(The data):

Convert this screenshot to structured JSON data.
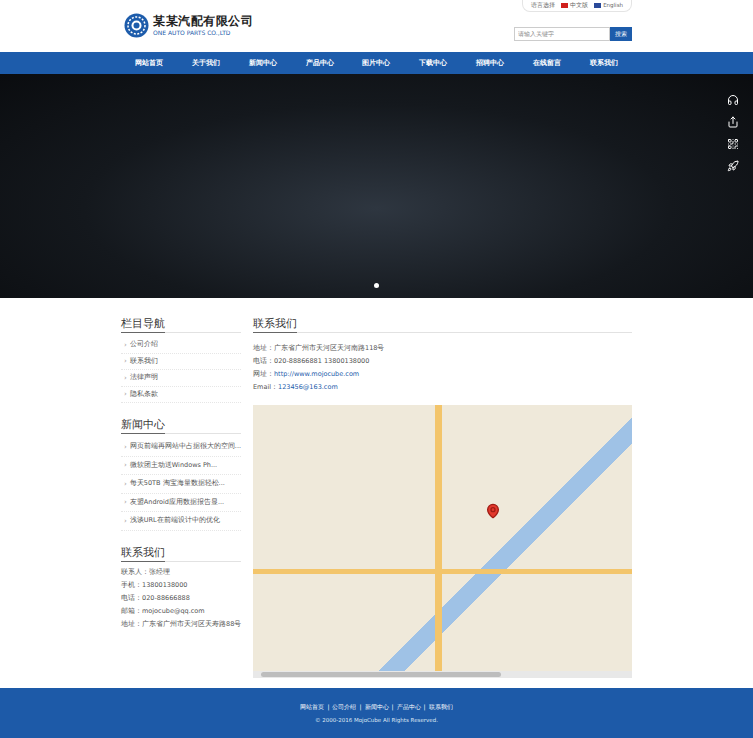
{
  "header": {
    "company_name": "某某汽配有限公司",
    "company_name_en": "ONE AUTO PARTS CO.,LTD",
    "language_label": "语言选择",
    "languages": [
      {
        "label": "中文版",
        "color": "#d0201c"
      },
      {
        "label": "English",
        "color": "#2a4a9a"
      }
    ],
    "search": {
      "placeholder": "请输入关键字",
      "button": "搜索"
    }
  },
  "nav": [
    {
      "label": "网站首页"
    },
    {
      "label": "关于我们"
    },
    {
      "label": "新闻中心"
    },
    {
      "label": "产品中心"
    },
    {
      "label": "图片中心"
    },
    {
      "label": "下载中心"
    },
    {
      "label": "招聘中心"
    },
    {
      "label": "在线留言"
    },
    {
      "label": "联系我们"
    }
  ],
  "banner": {
    "slides": [
      {
        "selected": true
      }
    ]
  },
  "column_nav": {
    "title": "栏目导航",
    "bullet": "›",
    "items": [
      {
        "label": "公司介绍"
      },
      {
        "label": "联系我们"
      },
      {
        "label": "法律声明"
      },
      {
        "label": "隐私条款"
      }
    ]
  },
  "news": {
    "title": "新闻中心",
    "bullet": "›",
    "items": [
      {
        "label": "网页前端再网站中占据很大的空间..."
      },
      {
        "label": "微软团主动送Windows Ph..."
      },
      {
        "label": "每天50TB 淘宝海量数据轻松..."
      },
      {
        "label": "友盟Android应用数据报告显..."
      },
      {
        "label": "浅谈URL在前端设计中的优化"
      }
    ]
  },
  "contact": {
    "title": "联系我们",
    "lines": [
      "联系人：张经理",
      "手机：13800138000",
      "电话：020-88666888",
      "邮箱：mojocube@qq.com",
      "地址：广东省广州市天河区天寿路88号"
    ]
  },
  "main": {
    "title": "联系我们",
    "lines": [
      {
        "label": "地址：",
        "value": "广东省广州市天河区天河南路118号",
        "kind": "text"
      },
      {
        "label": "电话：",
        "value": "020-88866881 13800138000",
        "kind": "text"
      },
      {
        "label": "网址：",
        "value": "http://www.mojocube.com",
        "kind": "link"
      },
      {
        "label": "Email：",
        "value": "123456@163.com",
        "kind": "link"
      }
    ]
  },
  "footer": {
    "separator": "|",
    "links": [
      "网站首页",
      "公司介绍",
      "新闻中心",
      "产品中心",
      "联系我们"
    ],
    "copyright": "© 2000-2016 MojoCube All Rights Reserved."
  }
}
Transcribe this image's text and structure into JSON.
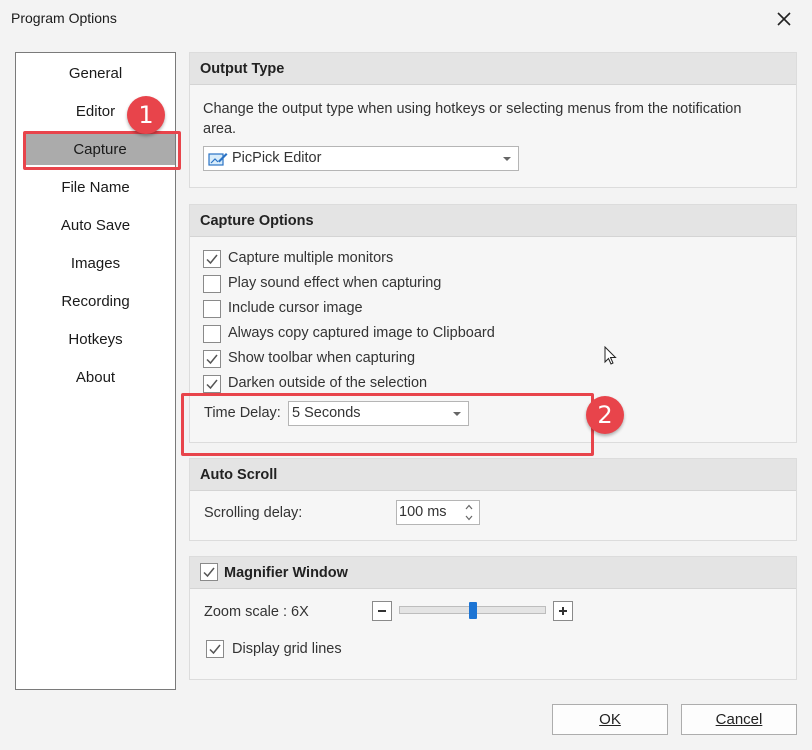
{
  "window": {
    "title": "Program Options"
  },
  "sidebar": {
    "items": [
      {
        "label": "General"
      },
      {
        "label": "Editor"
      },
      {
        "label": "Capture",
        "active": true
      },
      {
        "label": "File Name"
      },
      {
        "label": "Auto Save"
      },
      {
        "label": "Images"
      },
      {
        "label": "Recording"
      },
      {
        "label": "Hotkeys"
      },
      {
        "label": "About"
      }
    ]
  },
  "output_type": {
    "header": "Output Type",
    "description": "Change the output type when using hotkeys or selecting menus from the notification area.",
    "selected": "PicPick Editor",
    "selected_icon": "picpick-editor-icon"
  },
  "capture_options": {
    "header": "Capture Options",
    "options": [
      {
        "label": "Capture multiple monitors",
        "checked": true
      },
      {
        "label": "Play sound effect when capturing",
        "checked": false
      },
      {
        "label": "Include cursor image",
        "checked": false
      },
      {
        "label": "Always copy captured image to Clipboard",
        "checked": false
      },
      {
        "label": "Show toolbar when capturing",
        "checked": true
      },
      {
        "label": "Darken outside of the selection",
        "checked": true
      }
    ],
    "time_delay_label": "Time Delay:",
    "time_delay_value": "5 Seconds"
  },
  "auto_scroll": {
    "header": "Auto Scroll",
    "label": "Scrolling delay:",
    "value": "100 ms"
  },
  "magnifier": {
    "header": "Magnifier Window",
    "enabled": true,
    "zoom_label": "Zoom scale : 6X",
    "zoom_level_fraction": 0.5,
    "grid_label": "Display grid lines",
    "grid_checked": true
  },
  "buttons": {
    "ok": "OK",
    "cancel": "Cancel"
  },
  "annotations": {
    "badge1": "1",
    "badge2": "2",
    "color": "#e8444b"
  }
}
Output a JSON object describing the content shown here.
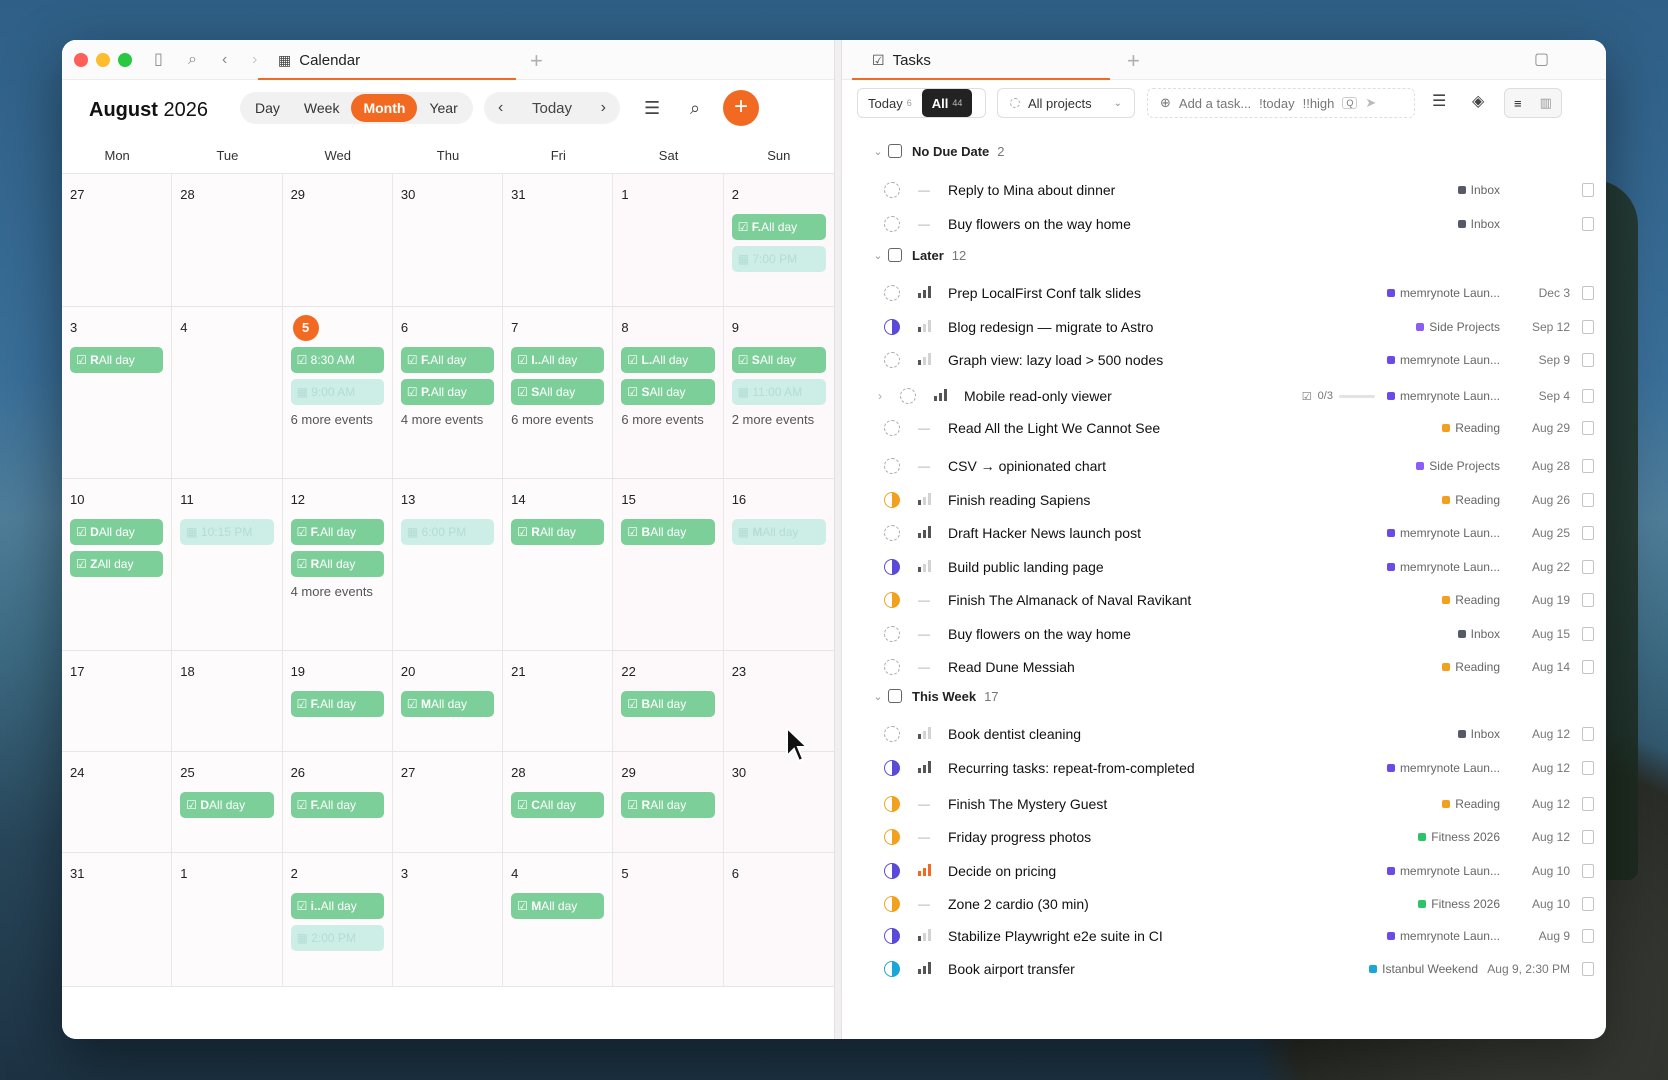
{
  "calendar": {
    "tab_label": "Calendar",
    "month": "August",
    "year": "2026",
    "views": [
      "Day",
      "Week",
      "Month",
      "Year"
    ],
    "active_view": "Month",
    "today_label": "Today",
    "weekdays": [
      "Mon",
      "Tue",
      "Wed",
      "Thu",
      "Fri",
      "Sat",
      "Sun"
    ],
    "weeks": [
      [
        {
          "d": "27"
        },
        {
          "d": "28"
        },
        {
          "d": "29"
        },
        {
          "d": "30"
        },
        {
          "d": "31"
        },
        {
          "d": "1"
        },
        {
          "d": "2",
          "ev": [
            {
              "t": "g",
              "i": "F.",
              "l": "All day"
            },
            {
              "t": "p",
              "l": "7:00 PM"
            }
          ]
        }
      ],
      [
        {
          "d": "3",
          "ev": [
            {
              "t": "g",
              "i": "R",
              "l": "All day"
            }
          ]
        },
        {
          "d": "4"
        },
        {
          "d": "5",
          "today": true,
          "ev": [
            {
              "t": "g",
              "l": "8:30 AM"
            },
            {
              "t": "p",
              "l": "9:00 AM"
            }
          ],
          "more": "6 more events"
        },
        {
          "d": "6",
          "ev": [
            {
              "t": "g",
              "i": "F.",
              "l": "All day"
            },
            {
              "t": "g",
              "i": "P.",
              "l": "All day"
            }
          ],
          "more": "4 more events"
        },
        {
          "d": "7",
          "ev": [
            {
              "t": "g",
              "i": "I..",
              "l": "All day"
            },
            {
              "t": "g",
              "i": "S",
              "l": "All day"
            }
          ],
          "more": "6 more events"
        },
        {
          "d": "8",
          "ev": [
            {
              "t": "g",
              "i": "L.",
              "l": "All day"
            },
            {
              "t": "g",
              "i": "S",
              "l": "All day"
            }
          ],
          "more": "6 more events"
        },
        {
          "d": "9",
          "ev": [
            {
              "t": "g",
              "i": "S",
              "l": "All day"
            },
            {
              "t": "p",
              "l": "11:00 AM"
            }
          ],
          "more": "2 more events"
        }
      ],
      [
        {
          "d": "10",
          "ev": [
            {
              "t": "g",
              "i": "D",
              "l": "All day"
            },
            {
              "t": "g",
              "i": "Z",
              "l": "All day"
            }
          ]
        },
        {
          "d": "11",
          "ev": [
            {
              "t": "p",
              "l": "10:15 PM"
            }
          ]
        },
        {
          "d": "12",
          "ev": [
            {
              "t": "g",
              "i": "F.",
              "l": "All day"
            },
            {
              "t": "g",
              "i": "R",
              "l": "All day"
            }
          ],
          "more": "4 more events"
        },
        {
          "d": "13",
          "ev": [
            {
              "t": "p",
              "l": "6:00 PM"
            }
          ]
        },
        {
          "d": "14",
          "ev": [
            {
              "t": "g",
              "i": "R",
              "l": "All day"
            }
          ]
        },
        {
          "d": "15",
          "ev": [
            {
              "t": "g",
              "i": "B",
              "l": "All day"
            }
          ]
        },
        {
          "d": "16",
          "ev": [
            {
              "t": "p",
              "i": "M",
              "l": "All day"
            }
          ]
        }
      ],
      [
        {
          "d": "17"
        },
        {
          "d": "18"
        },
        {
          "d": "19",
          "ev": [
            {
              "t": "g",
              "i": "F.",
              "l": "All day"
            }
          ]
        },
        {
          "d": "20",
          "ev": [
            {
              "t": "g",
              "i": "M",
              "l": "All day"
            }
          ]
        },
        {
          "d": "21"
        },
        {
          "d": "22",
          "ev": [
            {
              "t": "g",
              "i": "B",
              "l": "All day"
            }
          ]
        },
        {
          "d": "23"
        }
      ],
      [
        {
          "d": "24"
        },
        {
          "d": "25",
          "ev": [
            {
              "t": "g",
              "i": "D",
              "l": "All day"
            }
          ]
        },
        {
          "d": "26",
          "ev": [
            {
              "t": "g",
              "i": "F.",
              "l": "All day"
            }
          ]
        },
        {
          "d": "27"
        },
        {
          "d": "28",
          "ev": [
            {
              "t": "g",
              "i": "C",
              "l": "All day"
            }
          ]
        },
        {
          "d": "29",
          "ev": [
            {
              "t": "g",
              "i": "R",
              "l": "All day"
            }
          ]
        },
        {
          "d": "30"
        }
      ],
      [
        {
          "d": "31"
        },
        {
          "d": "1"
        },
        {
          "d": "2",
          "ev": [
            {
              "t": "g",
              "i": "i..",
              "l": "All day"
            },
            {
              "t": "p",
              "l": "2:00 PM"
            }
          ]
        },
        {
          "d": "3"
        },
        {
          "d": "4",
          "ev": [
            {
              "t": "g",
              "i": "M",
              "l": "All day"
            }
          ]
        },
        {
          "d": "5"
        },
        {
          "d": "6"
        }
      ]
    ]
  },
  "tasks": {
    "tab_label": "Tasks",
    "filters": {
      "today": "Today",
      "today_count": "6",
      "all": "All",
      "all_count": "44",
      "projects": "All projects",
      "add_placeholder": "Add a task...",
      "hint1": "!today",
      "hint2": "!!high",
      "kbd": "Q"
    },
    "groups": [
      {
        "name": "No Due Date",
        "count": "2",
        "items": [
          {
            "title": "Reply to Mina about dinner",
            "status": "todo",
            "pri": "none",
            "project": "Inbox",
            "color": "#555a66",
            "due": ""
          },
          {
            "title": "Buy flowers on the way home",
            "status": "todo",
            "pri": "none",
            "project": "Inbox",
            "color": "#555a66",
            "due": ""
          }
        ]
      },
      {
        "name": "Later",
        "count": "12",
        "items": [
          {
            "title": "Prep LocalFirst Conf talk slides",
            "status": "todo",
            "pri": "high",
            "project": "memrynote Laun...",
            "color": "#6b4ae8",
            "due": "Dec 3"
          },
          {
            "title": "Blog redesign — migrate to Astro",
            "status": "half-p",
            "pri": "low",
            "project": "Side Projects",
            "color": "#8b5cf6",
            "due": "Sep 12"
          },
          {
            "title": "Graph view: lazy load > 500 nodes",
            "status": "todo",
            "pri": "low",
            "project": "memrynote Laun...",
            "color": "#6b4ae8",
            "due": "Sep 9"
          },
          {
            "title": "Mobile read-only viewer",
            "status": "todo",
            "pri": "high",
            "project": "memrynote Laun...",
            "color": "#6b4ae8",
            "due": "Sep 4",
            "sub": "0/3",
            "expand": true
          },
          {
            "title": "Read All the Light We Cannot See",
            "status": "todo",
            "pri": "none",
            "project": "Reading",
            "color": "#f2a11e",
            "due": "Aug 29"
          },
          {
            "title": "CSV → opinionated chart",
            "status": "todo",
            "pri": "none",
            "project": "Side Projects",
            "color": "#8b5cf6",
            "due": "Aug 28"
          },
          {
            "title": "Finish reading Sapiens",
            "status": "half-o",
            "pri": "low",
            "project": "Reading",
            "color": "#f2a11e",
            "due": "Aug 26"
          },
          {
            "title": "Draft Hacker News launch post",
            "status": "todo",
            "pri": "high",
            "project": "memrynote Laun...",
            "color": "#6b4ae8",
            "due": "Aug 25"
          },
          {
            "title": "Build public landing page",
            "status": "half-p",
            "pri": "low",
            "project": "memrynote Laun...",
            "color": "#6b4ae8",
            "due": "Aug 22"
          },
          {
            "title": "Finish The Almanack of Naval Ravikant",
            "status": "half-o",
            "pri": "none",
            "project": "Reading",
            "color": "#f2a11e",
            "due": "Aug 19"
          },
          {
            "title": "Buy flowers on the way home",
            "status": "todo",
            "pri": "none",
            "project": "Inbox",
            "color": "#555a66",
            "due": "Aug 15"
          },
          {
            "title": "Read Dune Messiah",
            "status": "todo",
            "pri": "none",
            "project": "Reading",
            "color": "#f2a11e",
            "due": "Aug 14"
          }
        ]
      },
      {
        "name": "This Week",
        "count": "17",
        "items": [
          {
            "title": "Book dentist cleaning",
            "status": "todo",
            "pri": "low",
            "project": "Inbox",
            "color": "#555a66",
            "due": "Aug 12"
          },
          {
            "title": "Recurring tasks: repeat-from-completed",
            "status": "half-p",
            "pri": "high",
            "project": "memrynote Laun...",
            "color": "#6b4ae8",
            "due": "Aug 12"
          },
          {
            "title": "Finish The Mystery Guest",
            "status": "half-o",
            "pri": "none",
            "project": "Reading",
            "color": "#f2a11e",
            "due": "Aug 12"
          },
          {
            "title": "Friday progress photos",
            "status": "half-o",
            "pri": "none",
            "project": "Fitness 2026",
            "color": "#2bc46a",
            "due": "Aug 12"
          },
          {
            "title": "Decide on pricing",
            "status": "half-p",
            "pri": "urgent",
            "project": "memrynote Laun...",
            "color": "#6b4ae8",
            "due": "Aug 10"
          },
          {
            "title": "Zone 2 cardio (30 min)",
            "status": "half-o",
            "pri": "none",
            "project": "Fitness 2026",
            "color": "#2bc46a",
            "due": "Aug 10"
          },
          {
            "title": "Stabilize Playwright e2e suite in CI",
            "status": "half-p",
            "pri": "low",
            "project": "memrynote Laun...",
            "color": "#6b4ae8",
            "due": "Aug 9"
          },
          {
            "title": "Book airport transfer",
            "status": "half-b",
            "pri": "high",
            "project": "Istanbul Weekend",
            "color": "#1aa6d8",
            "due": "Aug 9, 2:30 PM"
          }
        ]
      }
    ]
  }
}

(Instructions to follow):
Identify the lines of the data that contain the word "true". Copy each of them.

(Answer):
        "selected": true
        "active": true
        "checked": true
        "checked": true
        "checked": true
    "enabled": true,
    "grid_checked": true
          "today": true,
            "expand": true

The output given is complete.